The problem: Leave out the pictures and reproduce all of the data exactly.

Stored items:
_____

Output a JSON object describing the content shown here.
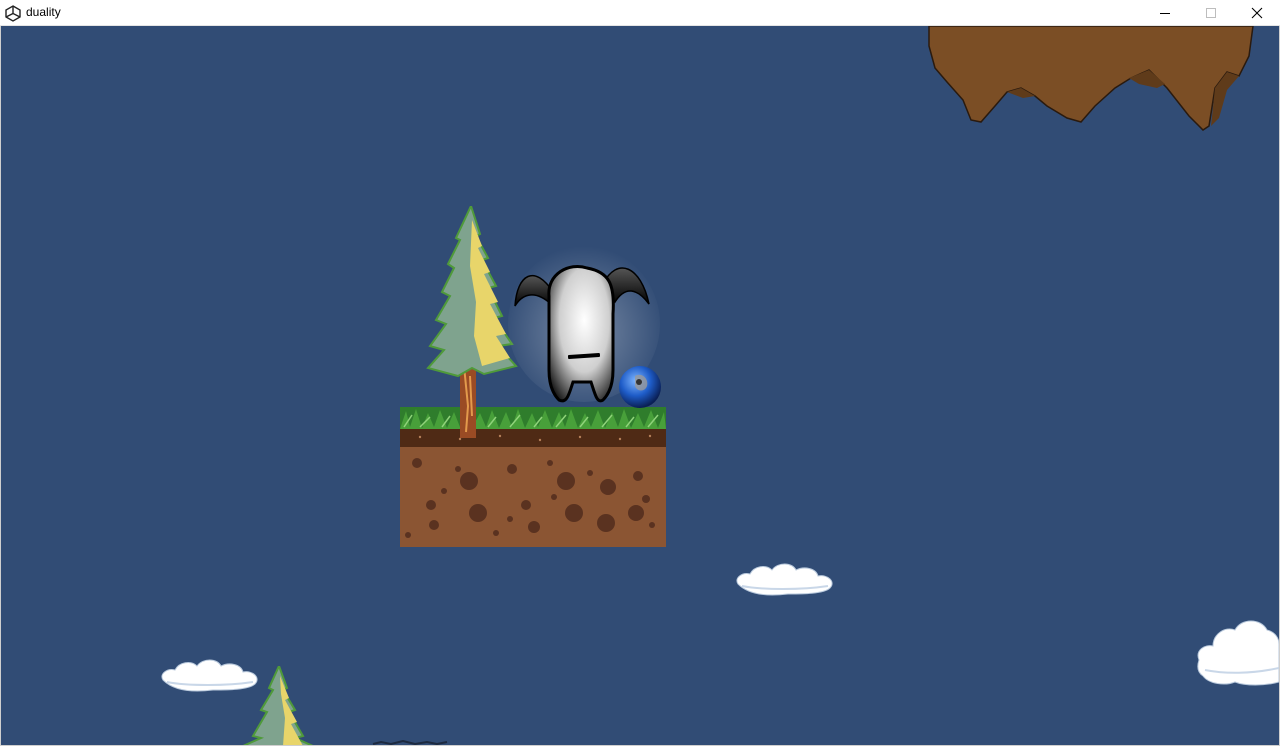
{
  "window": {
    "title": "duality",
    "icon": "unity-icon",
    "controls": [
      "minimize-icon",
      "maximize-icon",
      "close-icon"
    ]
  },
  "scene": {
    "background_color": "#314c75",
    "sprites": [
      "floating-rock-island",
      "grass-dirt-platform",
      "pine-tree",
      "shadow-creature-character",
      "blue-orb",
      "cloud",
      "cloud",
      "cloud",
      "pine-tree"
    ]
  }
}
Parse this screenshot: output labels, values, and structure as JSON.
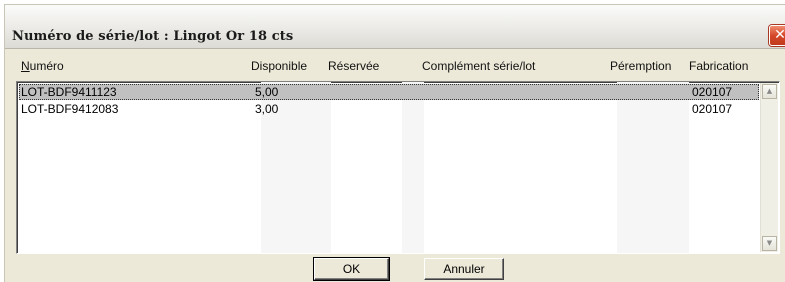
{
  "window": {
    "title": "Numéro de série/lot : Lingot Or 18 cts",
    "close_glyph": "✕",
    "close_icon": "close-icon"
  },
  "columns": [
    {
      "key": "numero",
      "label_prefix": "",
      "label_underlined": "N",
      "label_rest": "uméro"
    },
    {
      "key": "disponible",
      "label": "Disponible"
    },
    {
      "key": "reservee",
      "label": "Réservée"
    },
    {
      "key": "complement",
      "label": "Complément série/lot"
    },
    {
      "key": "peremption",
      "label": "Péremption"
    },
    {
      "key": "fabrication",
      "label": "Fabrication"
    }
  ],
  "rows": [
    {
      "numero": "LOT-BDF9411123",
      "disponible": "5,00",
      "reservee": "",
      "complement": "",
      "peremption": "",
      "fabrication": "020107",
      "selected": true
    },
    {
      "numero": "LOT-BDF9412083",
      "disponible": "3,00",
      "reservee": "",
      "complement": "",
      "peremption": "",
      "fabrication": "020107",
      "selected": false
    }
  ],
  "scrollbar": {
    "up_glyph": "▲",
    "down_glyph": "▼"
  },
  "buttons": {
    "ok": "OK",
    "cancel": "Annuler"
  }
}
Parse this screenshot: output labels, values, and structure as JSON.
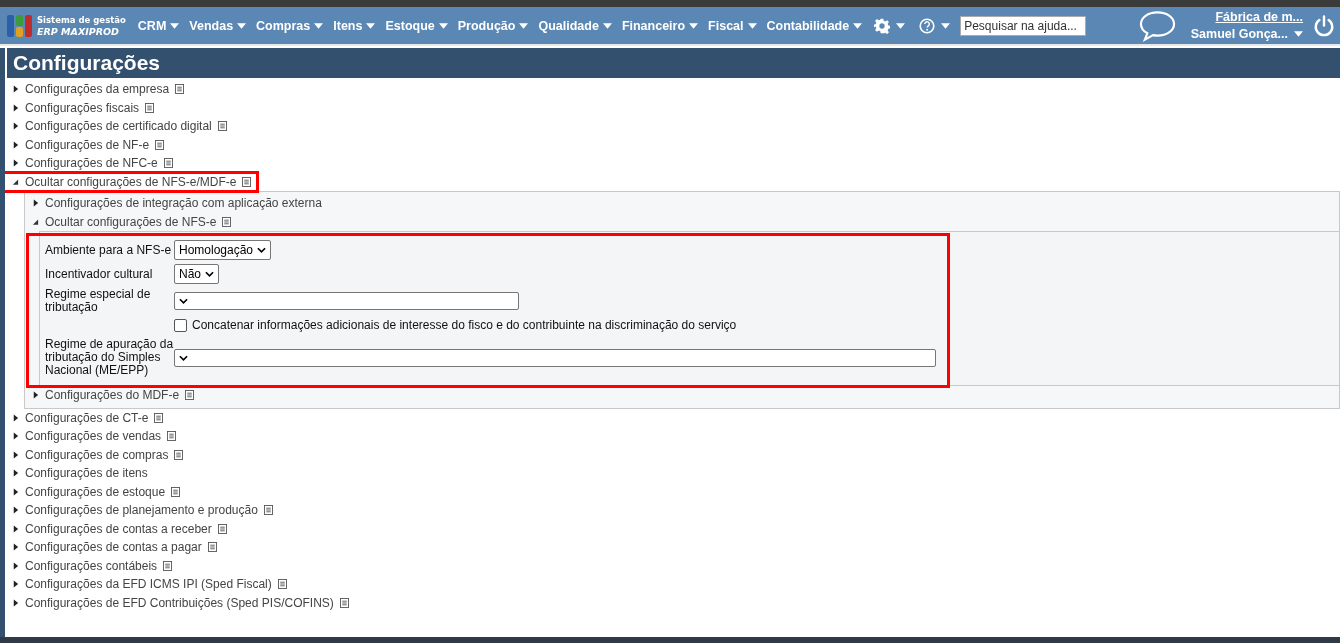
{
  "header": {
    "logo_line1": "Sistema de gestão",
    "logo_line2": "ERP MAXIPROD",
    "menu": [
      {
        "label": "CRM"
      },
      {
        "label": "Vendas"
      },
      {
        "label": "Compras"
      },
      {
        "label": "Itens"
      },
      {
        "label": "Estoque"
      },
      {
        "label": "Produção"
      },
      {
        "label": "Qualidade"
      },
      {
        "label": "Financeiro"
      },
      {
        "label": "Fiscal"
      },
      {
        "label": "Contabilidade"
      }
    ],
    "search": {
      "placeholder": "Pesquisar na ajuda..."
    },
    "company": "Fábrica de m...",
    "user": "Samuel Gonça..."
  },
  "page_title": "Configurações",
  "sections": [
    {
      "label": "Configurações da empresa",
      "expanded": false,
      "note": true,
      "highlighted": false
    },
    {
      "label": "Configurações fiscais",
      "expanded": false,
      "note": true,
      "highlighted": false
    },
    {
      "label": "Configurações de certificado digital",
      "expanded": false,
      "note": true,
      "highlighted": false
    },
    {
      "label": "Configurações de NF-e",
      "expanded": false,
      "note": true,
      "highlighted": false
    },
    {
      "label": "Configurações de NFC-e",
      "expanded": false,
      "note": true,
      "highlighted": false
    },
    {
      "label": "Ocultar configurações de NFS-e/MDF-e",
      "expanded": true,
      "note": true,
      "highlighted": true,
      "children": [
        {
          "label": "Configurações de integração com aplicação externa",
          "expanded": false,
          "note": false,
          "highlighted": false
        },
        {
          "label": "Ocultar configurações de NFS-e",
          "expanded": true,
          "note": true,
          "highlighted": true,
          "form": [
            {
              "kind": "select",
              "label": "Ambiente para a NFS-e",
              "value": "Homologação"
            },
            {
              "kind": "select",
              "label": "Incentivador cultural",
              "value": "Não"
            },
            {
              "kind": "select",
              "label": "Regime especial de tributação"
            },
            {
              "kind": "checkbox",
              "label": "Concatenar informações adicionais de interesse do fisco e do contribuinte na discriminação do serviço",
              "checked": false
            },
            {
              "kind": "select",
              "label": "Regime de apuração da tributação do Simples Nacional (ME/EPP)"
            }
          ]
        },
        {
          "label": "Configurações do MDF-e",
          "expanded": false,
          "note": true,
          "highlighted": false
        }
      ]
    },
    {
      "label": "Configurações de CT-e",
      "expanded": false,
      "note": true,
      "highlighted": false
    },
    {
      "label": "Configurações de vendas",
      "expanded": false,
      "note": true,
      "highlighted": false
    },
    {
      "label": "Configurações de compras",
      "expanded": false,
      "note": true,
      "highlighted": false
    },
    {
      "label": "Configurações de itens",
      "expanded": false,
      "note": false,
      "highlighted": false
    },
    {
      "label": "Configurações de estoque",
      "expanded": false,
      "note": true,
      "highlighted": false
    },
    {
      "label": "Configurações de planejamento e produção",
      "expanded": false,
      "note": true,
      "highlighted": false
    },
    {
      "label": "Configurações de contas a receber",
      "expanded": false,
      "note": true,
      "highlighted": false
    },
    {
      "label": "Configurações de contas a pagar",
      "expanded": false,
      "note": true,
      "highlighted": false
    },
    {
      "label": "Configurações contábeis",
      "expanded": false,
      "note": true,
      "highlighted": false
    },
    {
      "label": "Configurações da EFD ICMS IPI (Sped Fiscal)",
      "expanded": false,
      "note": true,
      "highlighted": false
    },
    {
      "label": "Configurações de EFD Contribuições (Sped PIS/COFINS)",
      "expanded": false,
      "note": true,
      "highlighted": false
    }
  ]
}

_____

Solution:
Output a JSON object describing the content shown here.
{
  "window": {
    "title": "duality",
    "icon": "unity-icon",
    "controls": [
      "minimize-icon",
      "maximize-icon",
      "close-icon"
    ]
  },
  "scene": {
    "background_color": "#314c75",
    "sprites": [
      "floating-rock-island",
      "grass-dirt-platform",
      "pine-tree",
      "shadow-creature-character",
      "blue-orb",
      "cloud",
      "cloud",
      "cloud",
      "pine-tree"
    ]
  }
}
Parse this screenshot: output labels, values, and structure as JSON.
{
  "window": {
    "title": "Numéro de série/lot : Lingot Or 18 cts",
    "close_glyph": "✕",
    "close_icon": "close-icon"
  },
  "columns": [
    {
      "key": "numero",
      "label_prefix": "",
      "label_underlined": "N",
      "label_rest": "uméro"
    },
    {
      "key": "disponible",
      "label": "Disponible"
    },
    {
      "key": "reservee",
      "label": "Réservée"
    },
    {
      "key": "complement",
      "label": "Complément série/lot"
    },
    {
      "key": "peremption",
      "label": "Péremption"
    },
    {
      "key": "fabrication",
      "label": "Fabrication"
    }
  ],
  "rows": [
    {
      "numero": "LOT-BDF9411123",
      "disponible": "5,00",
      "reservee": "",
      "complement": "",
      "peremption": "",
      "fabrication": "020107",
      "selected": true
    },
    {
      "numero": "LOT-BDF9412083",
      "disponible": "3,00",
      "reservee": "",
      "complement": "",
      "peremption": "",
      "fabrication": "020107",
      "selected": false
    }
  ],
  "scrollbar": {
    "up_glyph": "▲",
    "down_glyph": "▼"
  },
  "buttons": {
    "ok": "OK",
    "cancel": "Annuler"
  }
}
Parse this screenshot: output labels, values, and structure as JSON.
{
  "header": {
    "logo_line1": "Sistema de gestão",
    "logo_line2": "ERP MAXIPROD",
    "menu": [
      {
        "label": "CRM"
      },
      {
        "label": "Vendas"
      },
      {
        "label": "Compras"
      },
      {
        "label": "Itens"
      },
      {
        "label": "Estoque"
      },
      {
        "label": "Produção"
      },
      {
        "label": "Qualidade"
      },
      {
        "label": "Financeiro"
      },
      {
        "label": "Fiscal"
      },
      {
        "label": "Contabilidade"
      }
    ],
    "search": {
      "placeholder": "Pesquisar na ajuda..."
    },
    "company": "Fábrica de m...",
    "user": "Samuel Gonça..."
  },
  "page_title": "Configurações",
  "sections": [
    {
      "label": "Configurações da empresa",
      "expanded": false,
      "note": true,
      "highlighted": false
    },
    {
      "label": "Configurações fiscais",
      "expanded": false,
      "note": true,
      "highlighted": false
    },
    {
      "label": "Configurações de certificado digital",
      "expanded": false,
      "note": true,
      "highlighted": false
    },
    {
      "label": "Configurações de NF-e",
      "expanded": false,
      "note": true,
      "highlighted": false
    },
    {
      "label": "Configurações de NFC-e",
      "expanded": false,
      "note": true,
      "highlighted": false
    },
    {
      "label": "Ocultar configurações de NFS-e/MDF-e",
      "expanded": true,
      "note": true,
      "highlighted": true,
      "children": [
        {
          "label": "Configurações de integração com aplicação externa",
          "expanded": false,
          "note": false,
          "highlighted": false
        },
        {
          "label": "Ocultar configurações de NFS-e",
          "expanded": true,
          "note": true,
          "highlighted": true,
          "form": [
            {
              "kind": "select",
              "label": "Ambiente para a NFS-e",
              "value": "Homologação"
            },
            {
              "kind": "select",
              "label": "Incentivador cultural",
              "value": "Não"
            },
            {
              "kind": "select",
              "label": "Regime especial de tributação"
            },
            {
              "kind": "checkbox",
              "label": "Concatenar informações adicionais de interesse do fisco e do contribuinte na discriminação do serviço",
              "checked": false
            },
            {
              "kind": "select",
              "label": "Regime de apuração da tributação do Simples Nacional (ME/EPP)"
            }
          ]
        },
        {
          "label": "Configurações do MDF-e",
          "expanded": false,
          "note": true,
          "highlighted": false
        }
      ]
    },
    {
      "label": "Configurações de CT-e",
      "expanded": false,
      "note": true,
      "highlighted": false
    },
    {
      "label": "Configurações de vendas",
      "expanded": false,
      "note": true,
      "highlighted": false
    },
    {
      "label": "Configurações de compras",
      "expanded": false,
      "note": true,
      "highlighted": false
    },
    {
      "label": "Configurações de itens",
      "expanded": false,
      "note": false,
      "highlighted": false
    },
    {
      "label": "Configurações de estoque",
      "expanded": false,
      "note": true,
      "highlighted": false
    },
    {
      "label": "Configurações de planejamento e produção",
      "expanded": false,
      "note": true,
      "highlighted": false
    },
    {
      "label": "Configurações de contas a receber",
      "expanded": false,
      "note": true,
      "highlighted": false
    },
    {
      "label": "Configurações de contas a pagar",
      "expanded": false,
      "note": true,
      "highlighted": false
    },
    {
      "label": "Configurações contábeis",
      "expanded": false,
      "note": true,
      "highlighted": false
    },
    {
      "label": "Configurações da EFD ICMS IPI (Sped Fiscal)",
      "expanded": false,
      "note": true,
      "highlighted": false
    },
    {
      "label": "Configurações de EFD Contribuições (Sped PIS/COFINS)",
      "expanded": false,
      "note": true,
      "highlighted": false
    }
  ]
}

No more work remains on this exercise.